Where to start and which startups to work with is often a large obstacle for corporates. It is a well known fact that most startups fail, and of those that survive, only a few will go on to become global leaders. We have developed a platform that allows corporates with an appetite for innovation to access the most promising startups and for startups to reach the most appropriate corporate partners that can take them to the next level faster. We act as the broker that assists in building partnerships with the best strategic fit for both parties, so that they both win and gain the most added value. Each relationship is bespoke as one size does not fit all both for startups and for corporates.
We have unique and extensive access to both the most promising startup businesses and entrepreneurial ecosystems, and to the most powerful and influential corporations in the world. In addition to startups, corporates can access to most exciting research and development coming out of universities and research institutions. If you are an innovation hungry company or technology buyer we can give you access to the most cutting edge IP and technologies being developed on campuses globally. If you are looking to develop new businesses we can build them with you. We source ideas from our corporate partners and develop them in our incubator. This is often far more effective than committing huge amounts of resources and spending large sums of money and time on internal innovation teams or in-house accelerators that can often be very inefficient.

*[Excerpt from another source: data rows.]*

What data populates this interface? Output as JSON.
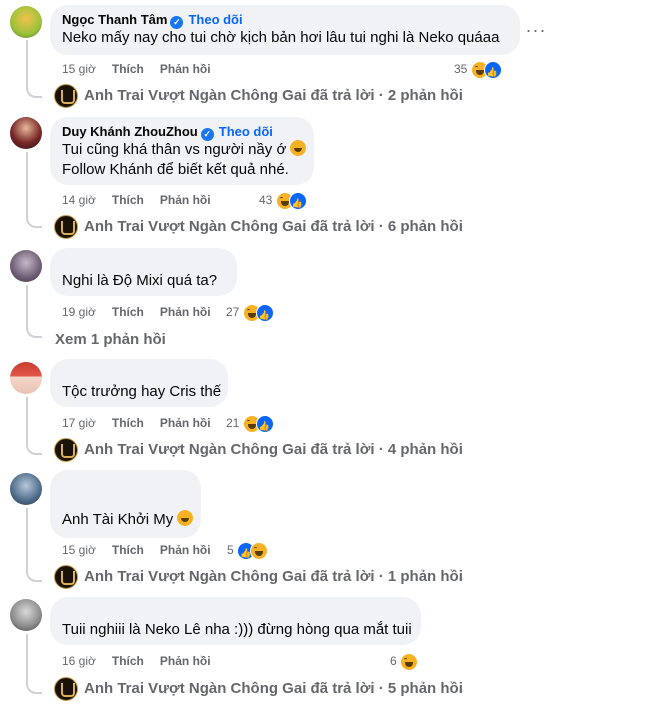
{
  "colors": {
    "bubble": "#f0f2f5",
    "meta": "#65676b",
    "link": "#0866ff",
    "like": "#0866ff",
    "haha": "#f7b125"
  },
  "labels": {
    "like": "Thích",
    "reply": "Phản hồi",
    "follow": "Theo dõi"
  },
  "page_name": "Anh Trai Vượt Ngàn Chông Gai",
  "comments": [
    {
      "author": "Ngọc Thanh Tâm",
      "verified": true,
      "lines": [
        "Neko mấy nay cho tui chờ kịch bản hơi lâu tui nghi là Neko quáaa"
      ],
      "time": "15 giờ",
      "reactions": "35",
      "reply_summary": "Anh Trai Vượt Ngàn Chông Gai đã trả lời · 2 phản hồi"
    },
    {
      "author": "Duy Khánh ZhouZhou",
      "verified": true,
      "lines": [
        "Tui cũng khá thân vs người nầy ớ",
        "Follow Khánh để biết kết quả nhé."
      ],
      "time": "14 giờ",
      "reactions": "43",
      "reply_summary": "Anh Trai Vượt Ngàn Chông Gai đã trả lời · 6 phản hồi"
    },
    {
      "author": "",
      "verified": false,
      "lines": [
        "Nghi là Độ Mixi quá ta?"
      ],
      "time": "19 giờ",
      "reactions": "27",
      "reply_summary": "Xem 1 phản hồi"
    },
    {
      "author": "",
      "verified": false,
      "lines": [
        "Tộc trưởng hay Cris thế"
      ],
      "time": "17 giờ",
      "reactions": "21",
      "reply_summary": "Anh Trai Vượt Ngàn Chông Gai đã trả lời · 4 phản hồi"
    },
    {
      "author": "",
      "verified": false,
      "lines": [
        "Anh Tài Khởi My"
      ],
      "time": "15 giờ",
      "reactions": "5",
      "reply_summary": "Anh Trai Vượt Ngàn Chông Gai đã trả lời · 1 phản hồi"
    },
    {
      "author": "",
      "verified": false,
      "lines": [
        "Tuii nghiii là Neko Lê nha :))) đừng hòng qua mắt tuii"
      ],
      "time": "16 giờ",
      "reactions": "6",
      "reply_summary": "Anh Trai Vượt Ngàn Chông Gai đã trả lời · 5 phản hồi"
    }
  ]
}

For corporates we seek to help you avoid the dreaded ‘Kodak moment’ and can consult you on the best approaches and practices and design programmes and models with you. Doing it all on your own in-house can be a large drain on resources as you try different options to get it right. Often you may fall short of achieving your desired results with significant costs and time loss. In the worst cases all this can lead to reputational damage. We help you avoid making the mistakes of creating environments that generate little results beyond just good brand association, that attract the wrong companies or too few at all and that do not provide the tailored support required for startups to succeed. We have a great wealth of experience in brokering the relationships between both sides, designing programmes and initiatives that add value and are high quality. We understand what to look for, where the pitfalls are, and what often works and what does not. We often find that the hardest part is at the earlier stage with issues around lack of internal buy-in, the levels of resources and investment required and the desired impact. We work with corporates to understand their desired goals and realistic expectations from collaboration and then come up with a plan for the best courses of action and success metrics. We do the same for startups. For each partner, any collaboration can be ruined from the beginning if they do not understand what the other side is looking for, and so we help them understand each other’s perspectives and goals, so that the relationship can be a mutually beneficial one. We give both sides the time, attention and sensitivity required for successful collaborations between innovation-seeking companies and ambitious startups.